|Feb 22, 1991||AS||Assignment|
Owner name: UNISYS CORPORATION, A CORP. OF DE, PENNSYLVANIA
Free format text: ASSIGNMENT OF ASSIGNORS INTEREST.;ASSIGNOR:KELLER, HOWARD J.;REEL/FRAME:005625/0208
Effective date: 19910215
Owner name: UNISYS CORPORATION, A CORP. OF DELAWARE, PENNSYLVA
Free format text: ASSIGNMENT OF ASSIGNORS INTEREST.;ASSIGNORS:SMITH, CHRISTOPHER E.;NOBLE, ROBERT L.;REEL/FRAME:005625/0016
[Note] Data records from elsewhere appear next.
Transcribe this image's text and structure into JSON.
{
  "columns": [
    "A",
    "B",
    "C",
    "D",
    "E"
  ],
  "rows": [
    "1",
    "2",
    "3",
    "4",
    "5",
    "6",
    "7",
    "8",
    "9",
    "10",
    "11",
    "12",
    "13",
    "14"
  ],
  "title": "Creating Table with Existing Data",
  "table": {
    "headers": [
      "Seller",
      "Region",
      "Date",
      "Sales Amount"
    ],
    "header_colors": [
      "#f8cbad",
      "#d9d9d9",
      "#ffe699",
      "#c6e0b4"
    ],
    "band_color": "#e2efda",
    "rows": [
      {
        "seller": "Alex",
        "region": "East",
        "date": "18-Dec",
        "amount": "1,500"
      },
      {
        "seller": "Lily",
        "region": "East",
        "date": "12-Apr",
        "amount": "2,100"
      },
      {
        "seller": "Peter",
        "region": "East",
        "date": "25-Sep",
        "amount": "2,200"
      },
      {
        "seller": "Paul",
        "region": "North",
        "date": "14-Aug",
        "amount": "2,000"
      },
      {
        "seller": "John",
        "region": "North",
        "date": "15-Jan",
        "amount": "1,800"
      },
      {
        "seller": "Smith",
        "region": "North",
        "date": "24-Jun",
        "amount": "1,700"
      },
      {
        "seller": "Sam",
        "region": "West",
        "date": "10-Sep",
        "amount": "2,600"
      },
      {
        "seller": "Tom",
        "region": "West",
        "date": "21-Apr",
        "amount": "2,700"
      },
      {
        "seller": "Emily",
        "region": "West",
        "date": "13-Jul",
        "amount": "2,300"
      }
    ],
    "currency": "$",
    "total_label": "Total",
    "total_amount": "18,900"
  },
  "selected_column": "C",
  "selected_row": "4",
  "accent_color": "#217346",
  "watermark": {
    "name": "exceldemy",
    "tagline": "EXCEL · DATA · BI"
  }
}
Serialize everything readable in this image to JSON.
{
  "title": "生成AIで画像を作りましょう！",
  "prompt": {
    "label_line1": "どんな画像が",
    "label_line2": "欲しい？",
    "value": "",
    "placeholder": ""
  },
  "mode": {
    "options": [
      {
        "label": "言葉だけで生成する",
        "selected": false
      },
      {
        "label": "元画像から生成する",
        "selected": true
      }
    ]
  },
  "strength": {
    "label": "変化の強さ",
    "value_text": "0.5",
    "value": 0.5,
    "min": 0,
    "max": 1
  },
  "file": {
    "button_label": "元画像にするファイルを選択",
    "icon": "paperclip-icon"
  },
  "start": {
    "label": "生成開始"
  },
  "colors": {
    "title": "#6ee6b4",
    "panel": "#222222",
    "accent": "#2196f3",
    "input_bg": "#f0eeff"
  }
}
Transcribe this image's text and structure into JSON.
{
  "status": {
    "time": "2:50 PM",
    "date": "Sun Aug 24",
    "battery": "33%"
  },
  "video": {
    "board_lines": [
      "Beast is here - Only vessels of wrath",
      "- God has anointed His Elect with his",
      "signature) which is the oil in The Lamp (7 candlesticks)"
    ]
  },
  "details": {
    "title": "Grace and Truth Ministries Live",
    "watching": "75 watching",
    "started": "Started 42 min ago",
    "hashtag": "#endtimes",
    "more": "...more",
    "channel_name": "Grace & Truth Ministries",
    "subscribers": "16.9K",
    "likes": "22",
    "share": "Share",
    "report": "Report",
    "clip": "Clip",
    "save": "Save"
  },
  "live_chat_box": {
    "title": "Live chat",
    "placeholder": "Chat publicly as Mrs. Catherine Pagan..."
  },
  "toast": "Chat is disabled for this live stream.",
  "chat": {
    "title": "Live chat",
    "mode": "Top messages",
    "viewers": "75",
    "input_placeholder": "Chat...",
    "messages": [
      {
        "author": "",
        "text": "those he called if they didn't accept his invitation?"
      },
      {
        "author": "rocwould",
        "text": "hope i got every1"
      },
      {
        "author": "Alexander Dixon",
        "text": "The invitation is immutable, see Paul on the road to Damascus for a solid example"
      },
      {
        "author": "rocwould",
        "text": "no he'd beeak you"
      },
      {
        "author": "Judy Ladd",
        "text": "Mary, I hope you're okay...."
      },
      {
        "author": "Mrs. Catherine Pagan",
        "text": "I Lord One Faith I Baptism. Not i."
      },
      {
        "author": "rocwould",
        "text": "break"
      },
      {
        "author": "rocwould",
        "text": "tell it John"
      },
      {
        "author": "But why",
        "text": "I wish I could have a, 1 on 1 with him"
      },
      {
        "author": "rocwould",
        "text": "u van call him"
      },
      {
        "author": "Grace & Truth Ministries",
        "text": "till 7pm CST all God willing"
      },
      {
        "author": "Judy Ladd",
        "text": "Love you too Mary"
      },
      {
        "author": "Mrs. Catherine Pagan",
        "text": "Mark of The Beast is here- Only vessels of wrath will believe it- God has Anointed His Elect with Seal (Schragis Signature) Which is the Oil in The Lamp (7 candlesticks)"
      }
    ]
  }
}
Effective date: 19910214
|Jul 28, 1997||FPAY||Fee payment|
Year of fee payment: 4
|Jul 30, 2001||FPAY||Fee payment|
Year of fee payment: 8
|Aug 17, 2005||REMI||Maintenance fee reminder mailed|
|Feb 1, 2006||LAPS||Lapse for failure to pay maintenance fees|
|Mar 28, 2006||FP||Expired due to failure to pay maintenance fee|
Effective date: 20060201